» Task input

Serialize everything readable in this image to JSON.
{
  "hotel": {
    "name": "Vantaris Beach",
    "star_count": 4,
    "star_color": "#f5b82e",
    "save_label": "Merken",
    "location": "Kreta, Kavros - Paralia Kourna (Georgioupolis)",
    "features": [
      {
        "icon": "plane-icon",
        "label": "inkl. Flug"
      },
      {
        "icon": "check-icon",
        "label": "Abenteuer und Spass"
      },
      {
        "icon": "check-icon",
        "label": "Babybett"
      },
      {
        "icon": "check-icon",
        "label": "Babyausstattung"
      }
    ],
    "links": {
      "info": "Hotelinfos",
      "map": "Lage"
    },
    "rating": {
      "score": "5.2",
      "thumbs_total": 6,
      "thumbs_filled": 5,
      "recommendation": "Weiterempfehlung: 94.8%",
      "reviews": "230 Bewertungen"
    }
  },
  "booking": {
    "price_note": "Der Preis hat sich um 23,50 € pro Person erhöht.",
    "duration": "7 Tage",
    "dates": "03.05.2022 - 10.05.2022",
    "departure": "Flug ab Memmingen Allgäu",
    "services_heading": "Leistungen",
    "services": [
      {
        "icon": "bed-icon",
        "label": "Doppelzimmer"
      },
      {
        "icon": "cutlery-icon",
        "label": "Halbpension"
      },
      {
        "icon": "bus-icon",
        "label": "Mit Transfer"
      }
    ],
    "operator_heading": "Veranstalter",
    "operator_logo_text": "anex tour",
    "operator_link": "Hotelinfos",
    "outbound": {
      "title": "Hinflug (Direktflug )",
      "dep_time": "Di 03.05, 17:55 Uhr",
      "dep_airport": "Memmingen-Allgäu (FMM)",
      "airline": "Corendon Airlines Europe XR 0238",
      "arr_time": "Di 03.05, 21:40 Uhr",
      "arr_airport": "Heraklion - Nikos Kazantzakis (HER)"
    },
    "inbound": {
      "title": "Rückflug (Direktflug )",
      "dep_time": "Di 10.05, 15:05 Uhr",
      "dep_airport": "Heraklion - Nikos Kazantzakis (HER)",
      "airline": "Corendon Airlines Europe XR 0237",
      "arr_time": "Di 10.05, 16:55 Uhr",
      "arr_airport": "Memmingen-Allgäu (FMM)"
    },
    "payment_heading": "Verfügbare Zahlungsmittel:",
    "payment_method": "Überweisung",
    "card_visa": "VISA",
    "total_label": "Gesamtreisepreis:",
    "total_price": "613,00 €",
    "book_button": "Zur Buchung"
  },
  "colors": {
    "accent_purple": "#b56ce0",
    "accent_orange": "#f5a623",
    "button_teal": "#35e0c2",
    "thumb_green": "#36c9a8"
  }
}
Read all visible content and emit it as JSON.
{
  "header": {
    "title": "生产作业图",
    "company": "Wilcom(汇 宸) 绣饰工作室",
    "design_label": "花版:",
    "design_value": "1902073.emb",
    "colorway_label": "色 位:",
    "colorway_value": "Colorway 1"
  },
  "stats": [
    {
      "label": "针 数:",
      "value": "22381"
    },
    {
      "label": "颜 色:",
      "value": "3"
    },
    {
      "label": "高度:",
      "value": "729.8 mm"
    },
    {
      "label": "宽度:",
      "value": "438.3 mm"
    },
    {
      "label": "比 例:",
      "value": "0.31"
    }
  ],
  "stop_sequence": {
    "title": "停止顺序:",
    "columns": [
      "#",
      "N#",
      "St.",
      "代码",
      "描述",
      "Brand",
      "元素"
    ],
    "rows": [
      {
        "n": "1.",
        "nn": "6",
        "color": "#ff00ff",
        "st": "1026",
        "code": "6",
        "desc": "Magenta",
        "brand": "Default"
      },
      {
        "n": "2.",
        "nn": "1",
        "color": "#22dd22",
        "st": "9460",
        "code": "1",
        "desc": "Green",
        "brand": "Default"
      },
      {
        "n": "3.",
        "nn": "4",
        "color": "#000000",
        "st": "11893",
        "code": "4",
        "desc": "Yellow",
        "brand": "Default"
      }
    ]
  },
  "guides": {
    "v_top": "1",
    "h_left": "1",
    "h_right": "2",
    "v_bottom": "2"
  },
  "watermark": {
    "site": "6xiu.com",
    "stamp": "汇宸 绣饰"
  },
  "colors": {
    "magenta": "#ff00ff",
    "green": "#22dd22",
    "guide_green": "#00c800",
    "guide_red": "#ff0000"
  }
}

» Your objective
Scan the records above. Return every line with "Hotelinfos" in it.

» Your solution
      "info": "Hotelinfos",
    "operator_link": "Hotelinfos",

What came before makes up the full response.